The safety and reactogenicity profile of the AS03A-adjuvanted H5N1 vaccine in elderly subjects was similar to that in younger adults (data shown in safety supplement), and no safety concerns were raised. Although there were more local and general symptoms reported with the adjuvanted vaccine than the nonadjuvanted vaccine, they were mainly mild-to-moderate and transient in nature, and reactogenicity was clinically acceptable.
In conclusion, 2 single 3.75-μg HA doses of the AS03A-adjuvanted H5N1 vaccine administered 21 days apart induced a high immune response in an elderly population. The study indicates that elderly persons do not require a higher vaccine dose than younger adults and the vaccine can be administered according to the same schedule. This will support a dose-sparing strategy, because elderly persons are an important target for vaccination in a pandemic situation.
We are indebted to the participating study volunteers, clinicians, nurses, and laboratory technicians at the study site and the sponsor's project staff for their support and contributions throughout the study, in particular to Adriano Lazzarin, Giuseppe Ferrera, and Rosa Cristina Coppola as investigators, to Koen Ceulemans and Beata De Vos (GSK Biologicals, Belgium), Maria-Primula Leone and Miriam Vighini (GSK Biologicals, Italy) for study coordination, to Erick Rosas for preparation of the study protocol and related study documentation and to Joëlle Thonnard, safety physician. We are grateful to Pascal Gérard and his team and to Elizabeth Neumeier, who performed the serological laboratory work, and to Philippe Moris and his team for performing the CMI analysis. We are also grateful to the National Institute for Biological Standards and Control for providing the vaccine virus strain for the assays and reference standards and also to the Centers for Disease Control and Prevention (Centers for Disease Control and Prevention) for supplying the recombinant A/Indonesia/5/2005 strain. Finally we thank Mary Greenacre (An Sgriobhadair) who provided medical writing services and Isabelle Gautherot (GSK Biologicals, Belgium) and Geraldine Verplancke (Keyrus Biopharma, on behalf of GSK Biologicals Belgium) for coordination, funded by GSK Biologicals.
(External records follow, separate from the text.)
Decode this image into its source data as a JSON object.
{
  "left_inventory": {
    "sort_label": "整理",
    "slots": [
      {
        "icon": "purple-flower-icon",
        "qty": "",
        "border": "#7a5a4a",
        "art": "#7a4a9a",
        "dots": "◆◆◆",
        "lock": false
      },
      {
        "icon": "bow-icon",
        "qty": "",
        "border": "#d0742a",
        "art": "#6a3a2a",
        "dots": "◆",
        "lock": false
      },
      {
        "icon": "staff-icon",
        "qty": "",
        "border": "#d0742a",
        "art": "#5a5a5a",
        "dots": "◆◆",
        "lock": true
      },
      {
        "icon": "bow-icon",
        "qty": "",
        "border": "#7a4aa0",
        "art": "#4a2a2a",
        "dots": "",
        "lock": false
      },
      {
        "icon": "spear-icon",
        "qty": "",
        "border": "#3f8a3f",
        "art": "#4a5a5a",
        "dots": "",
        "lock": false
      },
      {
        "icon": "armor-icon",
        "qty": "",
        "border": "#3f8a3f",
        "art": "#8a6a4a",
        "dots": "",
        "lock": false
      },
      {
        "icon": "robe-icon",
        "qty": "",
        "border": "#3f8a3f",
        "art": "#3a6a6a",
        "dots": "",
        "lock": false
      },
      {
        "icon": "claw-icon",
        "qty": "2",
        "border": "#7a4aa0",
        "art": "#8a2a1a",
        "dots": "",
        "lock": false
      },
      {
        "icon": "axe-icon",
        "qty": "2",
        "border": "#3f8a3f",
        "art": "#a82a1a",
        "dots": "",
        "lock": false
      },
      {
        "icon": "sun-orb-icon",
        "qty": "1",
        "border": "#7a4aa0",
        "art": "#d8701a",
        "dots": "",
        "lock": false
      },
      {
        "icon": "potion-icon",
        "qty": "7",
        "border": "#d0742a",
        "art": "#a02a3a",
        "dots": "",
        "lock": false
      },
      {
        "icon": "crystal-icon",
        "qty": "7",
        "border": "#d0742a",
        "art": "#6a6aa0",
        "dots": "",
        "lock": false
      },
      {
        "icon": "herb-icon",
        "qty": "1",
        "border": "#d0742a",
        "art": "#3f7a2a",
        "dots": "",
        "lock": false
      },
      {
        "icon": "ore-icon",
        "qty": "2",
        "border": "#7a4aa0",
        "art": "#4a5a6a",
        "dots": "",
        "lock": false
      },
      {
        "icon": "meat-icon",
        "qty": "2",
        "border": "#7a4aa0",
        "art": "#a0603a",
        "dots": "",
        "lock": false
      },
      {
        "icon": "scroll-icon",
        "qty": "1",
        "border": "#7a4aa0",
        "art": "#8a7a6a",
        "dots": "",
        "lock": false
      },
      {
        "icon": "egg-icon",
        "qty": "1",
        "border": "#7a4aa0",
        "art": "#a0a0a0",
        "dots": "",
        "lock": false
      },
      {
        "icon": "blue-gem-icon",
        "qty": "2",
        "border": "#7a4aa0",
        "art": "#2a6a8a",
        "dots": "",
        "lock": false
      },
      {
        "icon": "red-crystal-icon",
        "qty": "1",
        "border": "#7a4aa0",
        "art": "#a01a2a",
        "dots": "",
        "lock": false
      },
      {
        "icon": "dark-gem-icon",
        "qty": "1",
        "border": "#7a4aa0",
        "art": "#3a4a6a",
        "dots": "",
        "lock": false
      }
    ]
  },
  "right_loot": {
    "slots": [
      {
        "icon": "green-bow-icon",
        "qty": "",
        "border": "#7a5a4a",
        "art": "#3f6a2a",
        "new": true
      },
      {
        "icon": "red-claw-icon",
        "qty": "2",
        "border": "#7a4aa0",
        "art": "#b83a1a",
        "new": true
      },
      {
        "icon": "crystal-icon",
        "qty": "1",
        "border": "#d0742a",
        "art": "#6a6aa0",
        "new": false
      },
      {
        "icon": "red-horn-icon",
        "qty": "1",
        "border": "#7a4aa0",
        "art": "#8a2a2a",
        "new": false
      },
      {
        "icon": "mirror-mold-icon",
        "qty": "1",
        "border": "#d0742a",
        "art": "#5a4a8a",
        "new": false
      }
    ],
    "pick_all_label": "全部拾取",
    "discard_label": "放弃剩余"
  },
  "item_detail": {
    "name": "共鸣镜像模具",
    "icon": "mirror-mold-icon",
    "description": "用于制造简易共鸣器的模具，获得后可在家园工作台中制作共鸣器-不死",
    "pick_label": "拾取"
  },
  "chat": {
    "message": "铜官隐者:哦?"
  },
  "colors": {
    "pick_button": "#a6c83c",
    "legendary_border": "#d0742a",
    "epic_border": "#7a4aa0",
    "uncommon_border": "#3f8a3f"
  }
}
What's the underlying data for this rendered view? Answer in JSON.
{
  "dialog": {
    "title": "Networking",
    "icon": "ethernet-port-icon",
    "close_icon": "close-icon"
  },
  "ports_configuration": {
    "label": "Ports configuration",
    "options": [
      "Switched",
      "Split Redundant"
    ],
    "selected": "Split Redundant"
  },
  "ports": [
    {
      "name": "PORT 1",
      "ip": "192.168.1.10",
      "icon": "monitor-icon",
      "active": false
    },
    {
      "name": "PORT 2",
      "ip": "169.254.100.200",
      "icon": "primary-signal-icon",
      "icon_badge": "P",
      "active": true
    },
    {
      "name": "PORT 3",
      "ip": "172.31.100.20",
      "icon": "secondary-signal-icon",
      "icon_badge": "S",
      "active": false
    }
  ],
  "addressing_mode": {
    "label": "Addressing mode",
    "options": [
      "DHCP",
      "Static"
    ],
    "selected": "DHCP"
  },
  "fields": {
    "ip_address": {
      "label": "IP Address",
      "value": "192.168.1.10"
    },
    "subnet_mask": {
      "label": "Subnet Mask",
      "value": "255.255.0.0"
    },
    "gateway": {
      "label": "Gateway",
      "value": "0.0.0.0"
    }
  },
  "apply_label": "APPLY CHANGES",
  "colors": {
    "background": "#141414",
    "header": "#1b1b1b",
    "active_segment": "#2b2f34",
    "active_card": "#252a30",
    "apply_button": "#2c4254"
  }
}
Supplementary data are available at http://www.oxfordjournals.org/our_journals/jid/online.
The study was funded by GSK Biologicals. Funding to pay the Open Access publication charges for this article was provided by GlaxoSmithKline Biologicals.